Womens’ lives, carbon credits and climate finance in Ethiopia

Vita stoves use less wood, have health benefits and leave a reduced carbon footprint

A small Irish development NGO, Vita, has recently been making waves on international carbon capital markets. In 2016, it realised that Ethiopian households needed to change the method they were using for cooking food and boiling water.

When you enter an Ethiopian house you’re immediately struck by the strong smell of smoke and the darkness of the interior walls which are covered in soot.

The traditional cooking method, known as sost gulicha, consists of three stones on the ground located in a hole in the centre of the hut with firewood dispersed between the stones. When cooking is taking place smoke engulfs the entire hut and exits through a hole in the tip of the roof.

It’s clear that this environment is unhealthy, especially for women and children. The open flames result in high incidences of eye, heart and chest disease as well as burns and miscarriages in some cases. For little children the open fire is extremely unsafe.


But there is another negative consequence. Wood is scarce in Ethiopia and in many parts of Africa, and open fires are hugely inefficient and thus have a high carbon footprint. Women are also burdened with the drudging task of collecting wood. Gathering wood is back-breaking work and leads to chronic back pain for many women in their early 40s. Younger girls often miss school and women sacrifice time at the expense of income generation or family care.

Two cookstoves were chosen to replace the traditional open fires, namely, the “mirte” and “tikikil” stoves. The mirte stove is used for cooking food such as the national delicacy injera, which is a sour pancake, and the tikikil stove that is used for boiling water, making coffee and the traditional Ethiopian spicy stew, “wot” which is always accompanied by injera.

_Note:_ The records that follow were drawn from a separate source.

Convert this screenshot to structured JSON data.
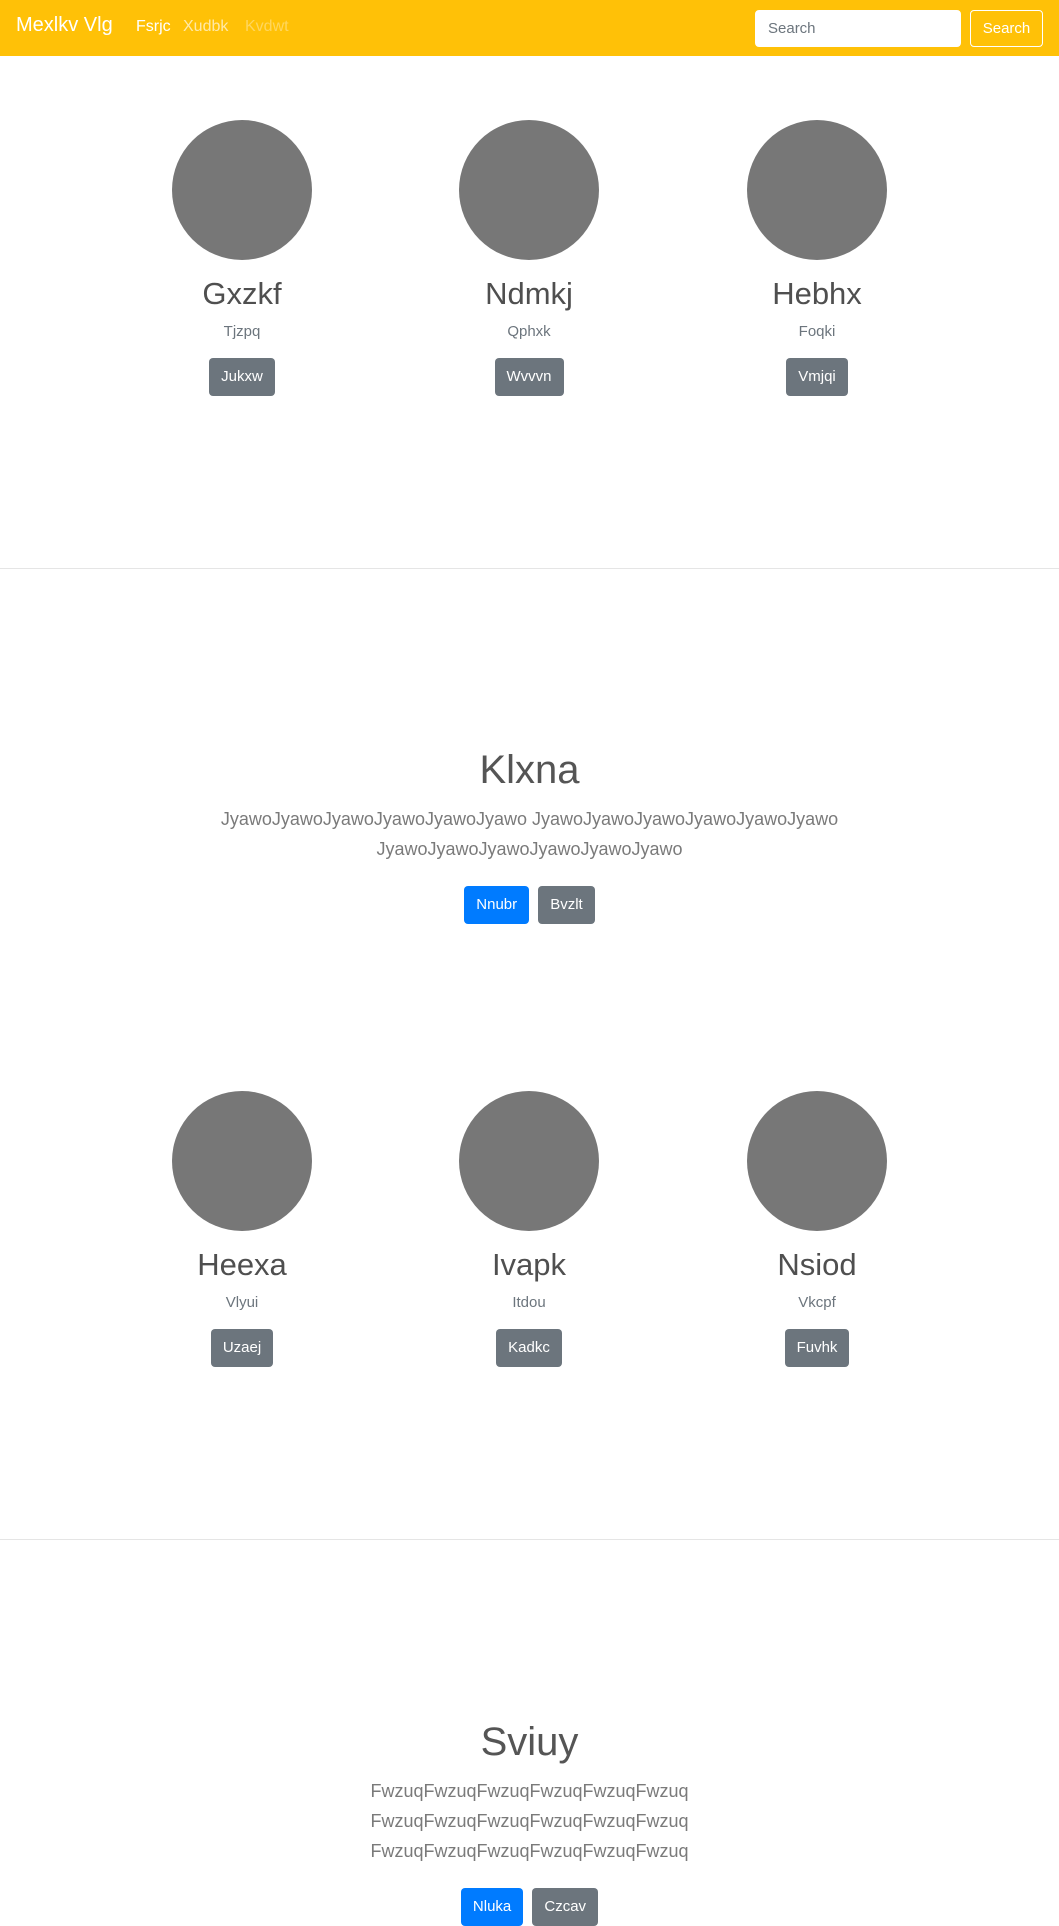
{
  "navbar": {
    "brand": "Mexlkv Vlg",
    "links": [
      {
        "label": "Fsrjc",
        "state": "active"
      },
      {
        "label": "Xudbk",
        "state": "inactive"
      },
      {
        "label": "Kvdwt",
        "state": "disabled"
      }
    ],
    "search_placeholder": "Search",
    "search_button": "Search",
    "color": "#ffc107"
  },
  "profiles_row_1": [
    {
      "name": "Gxzkf",
      "role": "Tjzpq",
      "button": "Jukxw"
    },
    {
      "name": "Ndmkj",
      "role": "Qphxk",
      "button": "Wvvvn"
    },
    {
      "name": "Hebhx",
      "role": "Foqki",
      "button": "Vmjqi"
    }
  ],
  "hero_1": {
    "title": "Klxna",
    "text": "JyawoJyawoJyawoJyawoJyawoJyawo JyawoJyawoJyawoJyawoJyawoJyawo JyawoJyawoJyawoJyawoJyawoJyawo",
    "primary_button": "Nnubr",
    "secondary_button": "Bvzlt"
  },
  "profiles_row_2": [
    {
      "name": "Heexa",
      "role": "Vlyui",
      "button": "Uzaej"
    },
    {
      "name": "Ivapk",
      "role": "Itdou",
      "button": "Kadkc"
    },
    {
      "name": "Nsiod",
      "role": "Vkcpf",
      "button": "Fuvhk"
    }
  ],
  "hero_2": {
    "title": "Sviuy",
    "text": "FwzuqFwzuqFwzuqFwzuqFwzuqFwzuq FwzuqFwzuqFwzuqFwzuqFwzuqFwzuq FwzuqFwzuqFwzuqFwzuqFwzuqFwzuq",
    "primary_button": "Nluka",
    "secondary_button": "Czcav"
  },
  "colors": {
    "avatar": "#777777",
    "primary": "#007bff",
    "secondary": "#6c757d"
  }
}
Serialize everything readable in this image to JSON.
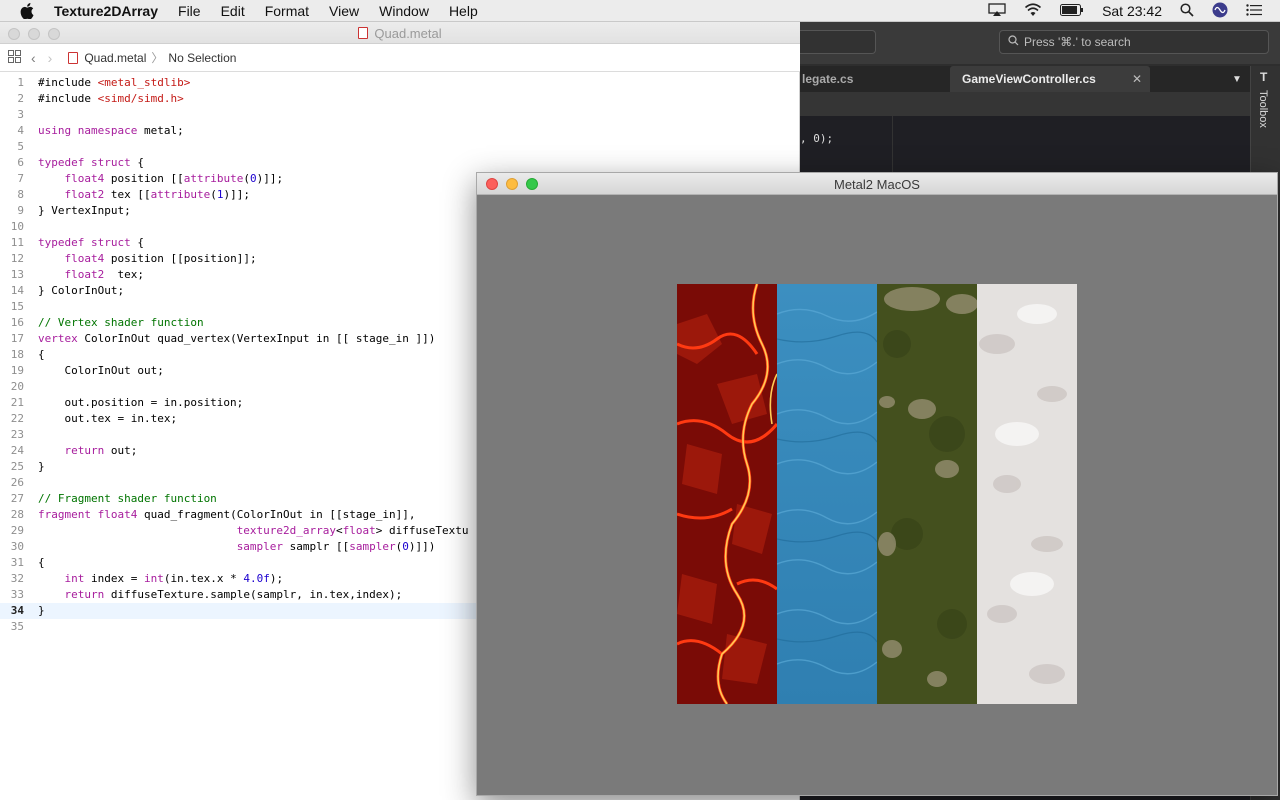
{
  "menubar": {
    "app_name": "Texture2DArray",
    "items": [
      "File",
      "Edit",
      "Format",
      "View",
      "Window",
      "Help"
    ],
    "clock": "Sat 23:42"
  },
  "editor": {
    "title": "Quad.metal",
    "breadcrumb_file": "Quad.metal",
    "breadcrumb_selection": "No Selection",
    "active_line": 34,
    "lines": [
      "#include <metal_stdlib>",
      "#include <simd/simd.h>",
      "",
      "using namespace metal;",
      "",
      "typedef struct {",
      "    float4 position [[attribute(0)]];",
      "    float2 tex [[attribute(1)]];",
      "} VertexInput;",
      "",
      "typedef struct {",
      "    float4 position [[position]];",
      "    float2  tex;",
      "} ColorInOut;",
      "",
      "// Vertex shader function",
      "vertex ColorInOut quad_vertex(VertexInput in [[ stage_in ]])",
      "{",
      "    ColorInOut out;",
      "",
      "    out.position = in.position;",
      "    out.tex = in.tex;",
      "",
      "    return out;",
      "}",
      "",
      "// Fragment shader function",
      "fragment float4 quad_fragment(ColorInOut in [[stage_in]],",
      "                              texture2d_array<float> diffuseTextu",
      "                              sampler samplr [[sampler(0)]])",
      "{",
      "    int index = int(in.tex.x * 4.0f);",
      "    return diffuseTexture.sample(samplr, in.tex,index);",
      "}",
      ""
    ]
  },
  "ide": {
    "search_placeholder": "Press '⌘.' to search",
    "tab_partial": "legate.cs",
    "tab_active": "GameViewController.cs",
    "code_snippet": ", 0);",
    "toolbox_label": "Toolbox"
  },
  "metal_window": {
    "title": "Metal2 MacOS",
    "textures": [
      "lava",
      "water",
      "grass",
      "snow"
    ]
  },
  "colors": {
    "keyword": "#a71d9d",
    "include": "#c41a16",
    "number": "#1c00cf",
    "comment": "#007400",
    "metal_bg": "#7a7a7a"
  }
}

The mirte stove is made with mortar with an enclosed cylinder in which the fire is lit and the baking trays sit on top. The tikikil stove is modelled on the more familiar “rocket stove”. Vita has supported local engineers with testing and getting approval from the Ethiopian government for locally designed stoves

These stoves use approximately 60 per cent less firewood, reduce deforestation and time spent cooking or collecting wood. The new stoves use a diversity of fuel and thus are not as reliant on the burning of wood. With the new stoves, for some women it’s reckoned that up to 12 hours per week in gathering wood is being saved.

The challenge is to scale the adoption of these improved stoves and to ensure that stable financing is in place. Vita’s response has been to imbed the initiative in a community-based approach to development that is led by women. Women, with the appropriate training, the provision of the basic infrastructure, and through appropriate organisational structures, can be empowered to build, utilise and maintain these more fuel-efficient stoves.

The need to ensure the financial sustainability of the initiative has resulted in the most innovative aspect of Vita’s approach. A reduced carbon footprint can be objectively measured and hence can create potentially tradable carbon credits. For every new stove installed, it is estimated that the carbon footprint is reduced by about 1,810kg of carbon, and thus the income generated from carbon trading can fund the stoves, the training and maintenance costs, and other forms of development support and environmental regeneration.

Earlier this year Vita led the establishment of a separate entity, FinanCarbon Impact Ltd. This entity was successful in securing investment of €10 million from investors in the US, the UK and Ireland. These investors will benefit from the sale of the carbon credits. Once investors have received the return on their investment, approximately 90 per cent of the residual revenues will revert to the communities that generated the environmental benefits in the first place.

The globally innovative nature of Vita’s fuel-efficient initiative has been recently recognised through its receipt of one of 10 global awards (worth $50,000), known as, the Keeling-Curve Prize, sponsored by the Global Warming Mitigation Project (GWMP).

GWMP is based in the US and comprises a diverse partnership working toward a shared goal of building a liveable planet for future generations. Prizes are awarded to entities that demonstrate the ability to reduce, replace or remove greenhouse gases in the atmosphere. The project considers that the initiatives that have received prizes to date are projected to reduce 3.27 gigatons of CO2 equivalent emissions in this year alone.

Gerry Boyle is former director of Teagasc and pro bono director of FinanCarbon Impact